According to the Wall Street Journal, Amazon may launch a rental service for digital books. The company would charge users an annual fee to access Amazon's library of digital content, similar to Netflix's business model. The rumored plan is also similar to the digital book lending that many library systems utilize, though there is no charge for those services.
The rumor currently pegs the book rental service as a part of Amazon's Prime service, which charges subscribers a $79 annual fee for free two-day shipping, reduced overnight delivery fees, and unlimited instant streaming of movies and TV shows. If the book rental service comes to fruition, it would likely have limits on how many books could be checked out in a month.
While Amazon is still floating the idea around, the initial response from publishers has been less than enthusiastic. Many publishers feel that such a service would lessen the sales value of their books and get them in hot water with other book retailers. However, the Journal estimates that Amazon would pay publishers handsomely to get them on board, which would surely assuage their fears.

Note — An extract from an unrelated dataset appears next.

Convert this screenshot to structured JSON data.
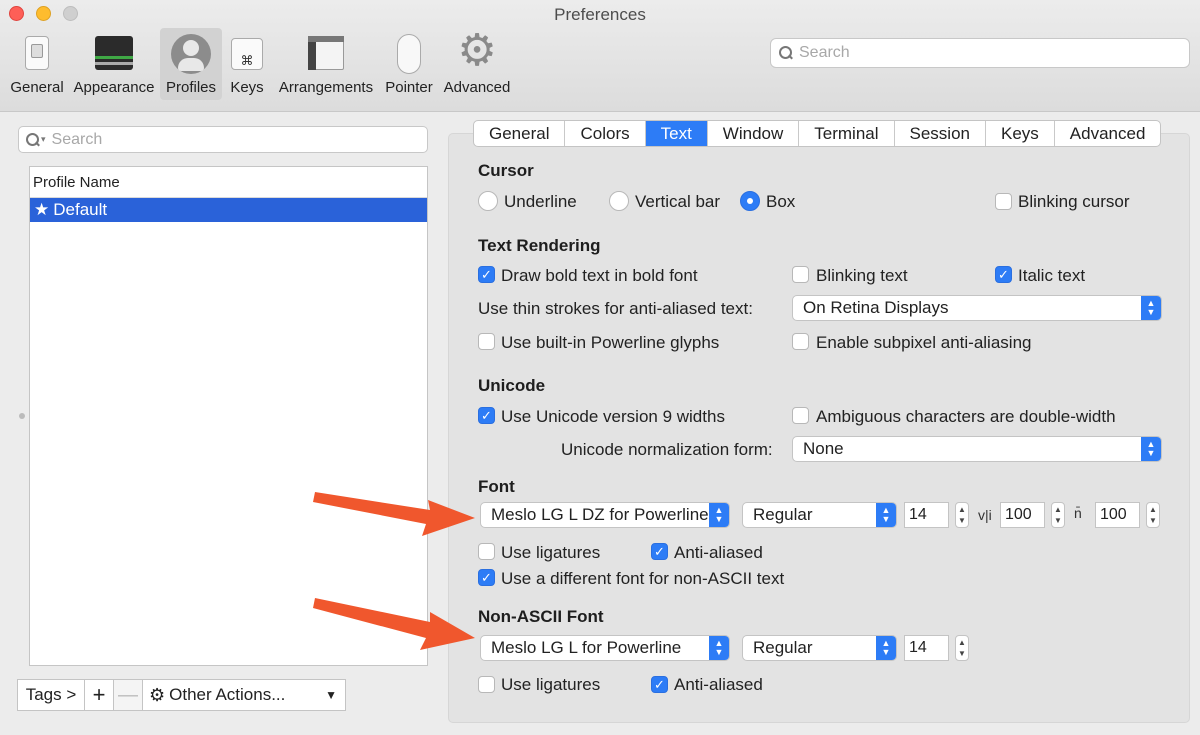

In the meantime, Kindle owners can still checkout digital book editions—for free—from over 11,000 U.S. libraries via the Kindle Library Lending service.